What I think the story of Jospeh tells us is the reality – that the path of forgiveness is hard and sometimes long. You see this in the names he gives his children; Genesis 41, Manasseh, meaning “God has made me forget all my hardship and all my father’s house”, and Ephraim, “For God has made me fruitful in the land of my misfortunes.” Jospeh has clearly not entirely forgotten. You see this in the trauma, that cat and mouse game I mentioned earlier, that he plays on his brothers; Genesis 42 and 43; threatening to throw them into prison, keeping Simeon hostage till they return with Benjamin (breaking his father’s heart further in this process), framing them as thieves and insisting Benjamin become his slave. It is a test of their changed characters, but it is also Jospeh walking, somewhat zig-zaggedly, the hard path of forgiveness. And even after his father’s death (Gen 50) when the brothers again beg his forgiveness, Jospeh, while not explicitly forgiving them, reiterates that God used their harmful actions for good and commits to provide for them – and not to harm them – in the future.

The path of forgiveness is hard. It can be long, and restored relationships may need to look different to the relationships that were there before. As people, however, who serve a God who is reconciling all things, we are to walk this difficult path! As Ephesians 4 says, we are “to walk in the manner worthy of the calling to which [we] have been called, with all humility and gentleness, with patience, bearing one another in love, making every effort to maintain the unity of the Spirit in the bond of peace.” [and finally] we are to “Be kind to one another, tender-hearted, forgiving one another, as God in Christ has forgiven you.”

We are to walk the path of forgiveness because we belong to a God who walks that path.

Let me tell you one last story about dreams.

There was a Catholic priest in the Philippines who had done something very wrong in his early life and had acknowledged it and repented, but he continued to agonise over whether God had forgiven him. And in his church was a woman who claimed she had visions where she spoke with Christ and he with her. The priest was sceptical. To test her he said, “The next time you speak with Christ, ask him about the sin I committed when I was at Bible college.”

A few days later the priest met with her. “Did you visit with Christ in your dreams again?” he asked.

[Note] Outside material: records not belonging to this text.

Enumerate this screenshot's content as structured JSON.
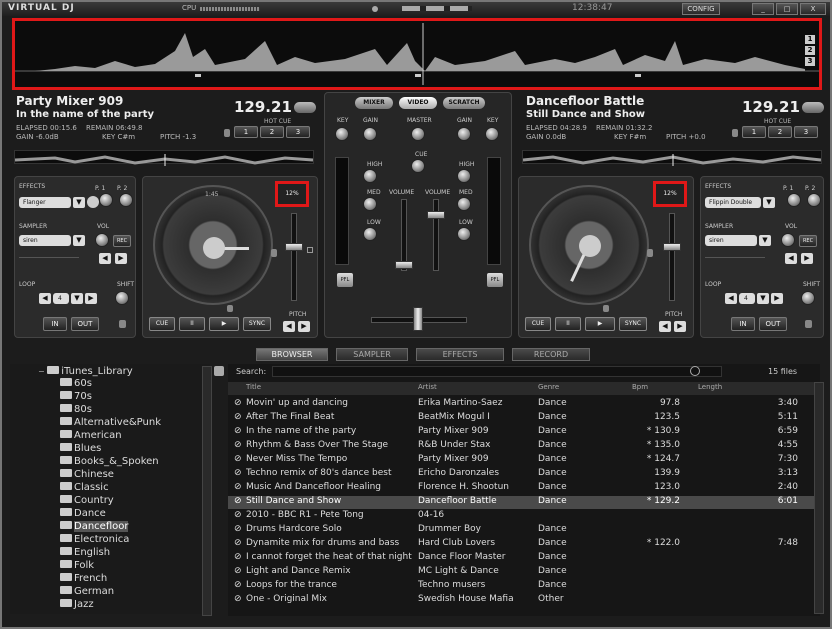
{
  "app": {
    "logo": "VIRTUAL DJ",
    "cpu_label": "CPU",
    "clock": "12:38:47",
    "config_label": "CONFIG",
    "minimize": "_",
    "maximize": "□",
    "close": "X"
  },
  "overview": {
    "markers": [
      "1",
      "2",
      "3"
    ]
  },
  "deck_left": {
    "title": "Party Mixer 909",
    "subtitle": "In the name of the party",
    "bpm": "129.21",
    "elapsed": "ELAPSED 00:15.6",
    "remain": "REMAIN 06:49.8",
    "gain": "GAIN -6.0dB",
    "key": "KEY C#m",
    "pitch": "PITCH -1.3",
    "hotcue_label": "HOT CUE",
    "hotcues": [
      "1",
      "2",
      "3"
    ],
    "effects_label": "EFFECTS",
    "effect": "Flanger",
    "p1": "P. 1",
    "p2": "P. 2",
    "sampler_label": "SAMPLER",
    "sampler": "siren",
    "vol": "VOL",
    "rec": "REC",
    "loop_label": "LOOP",
    "loop_value": "4",
    "shift": "SHIFT",
    "in": "IN",
    "out": "OUT",
    "pitch_pct": "12%",
    "pitch_label": "PITCH",
    "cue": "CUE",
    "pause": "II",
    "play": "▶",
    "sync": "SYNC",
    "platter_time": "1:45"
  },
  "deck_right": {
    "title": "Dancefloor Battle",
    "subtitle": "Still Dance and Show",
    "bpm": "129.21",
    "elapsed": "ELAPSED 04:28.9",
    "remain": "REMAIN 01:32.2",
    "gain": "GAIN 0.0dB",
    "key": "KEY F#m",
    "pitch": "PITCH +0.0",
    "hotcue_label": "HOT CUE",
    "hotcues": [
      "1",
      "2",
      "3"
    ],
    "effects_label": "EFFECTS",
    "effect": "Flippin Double",
    "p1": "P. 1",
    "p2": "P. 2",
    "sampler_label": "SAMPLER",
    "sampler": "siren",
    "vol": "VOL",
    "rec": "REC",
    "loop_label": "LOOP",
    "loop_value": "4",
    "shift": "SHIFT",
    "in": "IN",
    "out": "OUT",
    "pitch_pct": "12%",
    "pitch_label": "PITCH",
    "cue": "CUE",
    "pause": "II",
    "play": "▶",
    "sync": "SYNC"
  },
  "mixer": {
    "tabs": [
      "MIXER",
      "VIDEO",
      "SCRATCH"
    ],
    "key": "KEY",
    "gain": "GAIN",
    "master": "MASTER",
    "cue": "CUE",
    "high": "HIGH",
    "med": "MED",
    "low": "LOW",
    "volume": "VOLUME",
    "pfl": "PFL"
  },
  "browser": {
    "tabs": [
      "BROWSER",
      "SAMPLER",
      "EFFECTS",
      "RECORD"
    ],
    "search_label": "Search:",
    "file_count": "15 files",
    "columns": [
      "Title",
      "Artist",
      "Genre",
      "Bpm",
      "Length"
    ],
    "tree_root": "iTunes_Library",
    "folders": [
      "60s",
      "70s",
      "80s",
      "Alternative&Punk",
      "American",
      "Blues",
      "Books_&_Spoken",
      "Chinese",
      "Classic",
      "Country",
      "Dance",
      "Dancefloor",
      "Electronica",
      "English",
      "Folk",
      "French",
      "German",
      "Jazz"
    ],
    "selected_folder": "Dancefloor",
    "tracks": [
      {
        "title": "Movin' up and dancing",
        "artist": "Erika Martino-Saez",
        "genre": "Dance",
        "bpm": "97.8",
        "length": "3:40"
      },
      {
        "title": "After The Final Beat",
        "artist": "BeatMix Mogul I",
        "genre": "Dance",
        "bpm": "123.5",
        "length": "5:11"
      },
      {
        "title": "In the name of the party",
        "artist": "Party Mixer 909",
        "genre": "Dance",
        "bpm": "* 130.9",
        "length": "6:59"
      },
      {
        "title": "Rhythm & Bass Over The Stage",
        "artist": "R&B Under Stax",
        "genre": "Dance",
        "bpm": "* 135.0",
        "length": "4:55"
      },
      {
        "title": "Never Miss The Tempo",
        "artist": "Party Mixer 909",
        "genre": "Dance",
        "bpm": "* 124.7",
        "length": "7:30"
      },
      {
        "title": "Techno remix of 80's dance best",
        "artist": "Ericho Daronzales",
        "genre": "Dance",
        "bpm": "139.9",
        "length": "3:13"
      },
      {
        "title": "Music And Dancefloor Healing",
        "artist": "Florence H. Shootun",
        "genre": "Dance",
        "bpm": "123.0",
        "length": "2:40"
      },
      {
        "title": "Still Dance and Show",
        "artist": "Dancefloor Battle",
        "genre": "Dance",
        "bpm": "* 129.2",
        "length": "6:01"
      },
      {
        "title": "2010 - BBC R1 - Pete Tong",
        "artist": "04-16",
        "genre": "",
        "bpm": "",
        "length": ""
      },
      {
        "title": "Drums Hardcore Solo",
        "artist": "Drummer Boy",
        "genre": "Dance",
        "bpm": "",
        "length": ""
      },
      {
        "title": "Dynamite mix for drums and bass",
        "artist": "Hard Club Lovers",
        "genre": "Dance",
        "bpm": "* 122.0",
        "length": "7:48"
      },
      {
        "title": "I cannot forget the heat of that night",
        "artist": "Dance Floor Master",
        "genre": "Dance",
        "bpm": "",
        "length": ""
      },
      {
        "title": "Light and Dance Remix",
        "artist": "MC Light & Dance",
        "genre": "Dance",
        "bpm": "",
        "length": ""
      },
      {
        "title": "Loops for the trance",
        "artist": "Techno musers",
        "genre": "Dance",
        "bpm": "",
        "length": ""
      },
      {
        "title": "One - Original Mix",
        "artist": "Swedish House Mafia",
        "genre": "Other",
        "bpm": "",
        "length": ""
      }
    ]
  }
}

“Yes,” she said.

“And did you ask him about the sin I committed in Bible college?”


“What did he say?” the priest asked.

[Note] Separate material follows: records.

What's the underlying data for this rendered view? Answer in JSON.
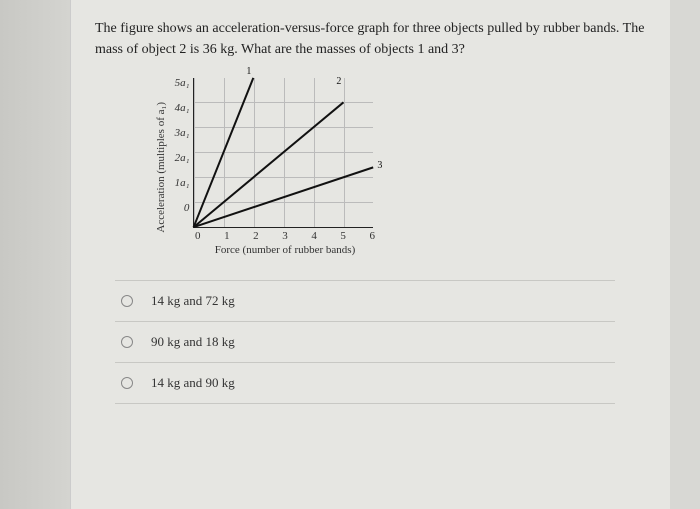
{
  "question": "The figure shows an acceleration-versus-force graph for three objects pulled by rubber bands. The mass of object 2 is 36 kg. What are the masses of objects 1 and 3?",
  "chart_data": {
    "type": "line",
    "xlabel": "Force (number of rubber bands)",
    "ylabel": "Acceleration (multiples of a₁)",
    "x": [
      0,
      1,
      2,
      3,
      4,
      5,
      6
    ],
    "yticks": [
      "5a₁",
      "4a₁",
      "3a₁",
      "2a₁",
      "1a₁",
      "0"
    ],
    "xlim": [
      0,
      6
    ],
    "ylim": [
      0,
      5
    ],
    "series": [
      {
        "name": "1",
        "points": [
          [
            0,
            0
          ],
          [
            2,
            5
          ]
        ],
        "label_pos": "top"
      },
      {
        "name": "2",
        "points": [
          [
            0,
            0
          ],
          [
            5,
            5
          ]
        ],
        "label_pos": "top-right"
      },
      {
        "name": "3",
        "points": [
          [
            0,
            0
          ],
          [
            6,
            2.4
          ]
        ],
        "label_pos": "right"
      }
    ]
  },
  "options": [
    {
      "label": "14 kg and 72 kg"
    },
    {
      "label": "90 kg and 18 kg"
    },
    {
      "label": "14 kg and 90 kg"
    }
  ]
}
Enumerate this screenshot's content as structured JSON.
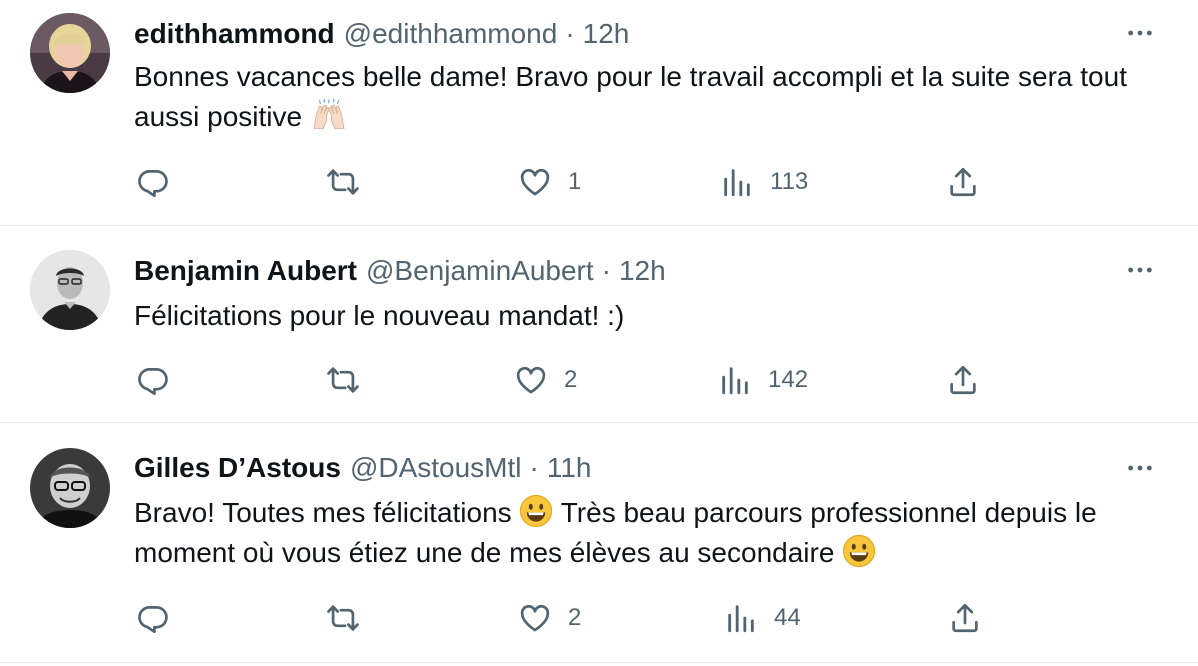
{
  "replies": [
    {
      "name": "edithhammond",
      "handle": "@edithhammond",
      "separator": "·",
      "time": "12h",
      "text": "Bonnes vacances belle dame! Bravo pour le travail accompli et la suite sera tout aussi positive",
      "emoji": "raising-hands",
      "likes": "1",
      "views": "113"
    },
    {
      "name": "Benjamin Aubert",
      "handle": "@BenjaminAubert",
      "separator": "·",
      "time": "12h",
      "text": "Félicitations pour le nouveau mandat! :)",
      "likes": "2",
      "views": "142"
    },
    {
      "name": "Gilles D’Astous",
      "handle": "@DAstousMtl",
      "separator": "·",
      "time": "11h",
      "text_1": "Bravo!  Toutes mes félicitations",
      "text_2": "Très beau parcours professionnel depuis le moment où vous étiez une de mes élèves au secondaire",
      "emoji": "grinning-face",
      "likes": "2",
      "views": "44"
    }
  ],
  "colors": {
    "text": "#0f1419",
    "secondary": "#536471",
    "divider": "#e7e9ea"
  },
  "icons": [
    "reply-icon",
    "retweet-icon",
    "like-icon",
    "views-icon",
    "share-icon",
    "more-icon"
  ]
}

“He said, ‘I don’t remember.’”

“As far as the east is from the west,” Psalm 103:12 says, “so far he removes our transgressions from us…for as the heavens are high above the earth….so great is his steadfast love.”

God help us, God help us to get rid of the skinny cows of forgetting that love, of forgetting that (I Corinthian 5:19) “in Christ, God is reconciling the world to himself, not counting our trespasses against us, and entrusting the message of reconciliation to us”, of forgetting that God will walk the path of forgiveness with us for as long as it takes. Amen.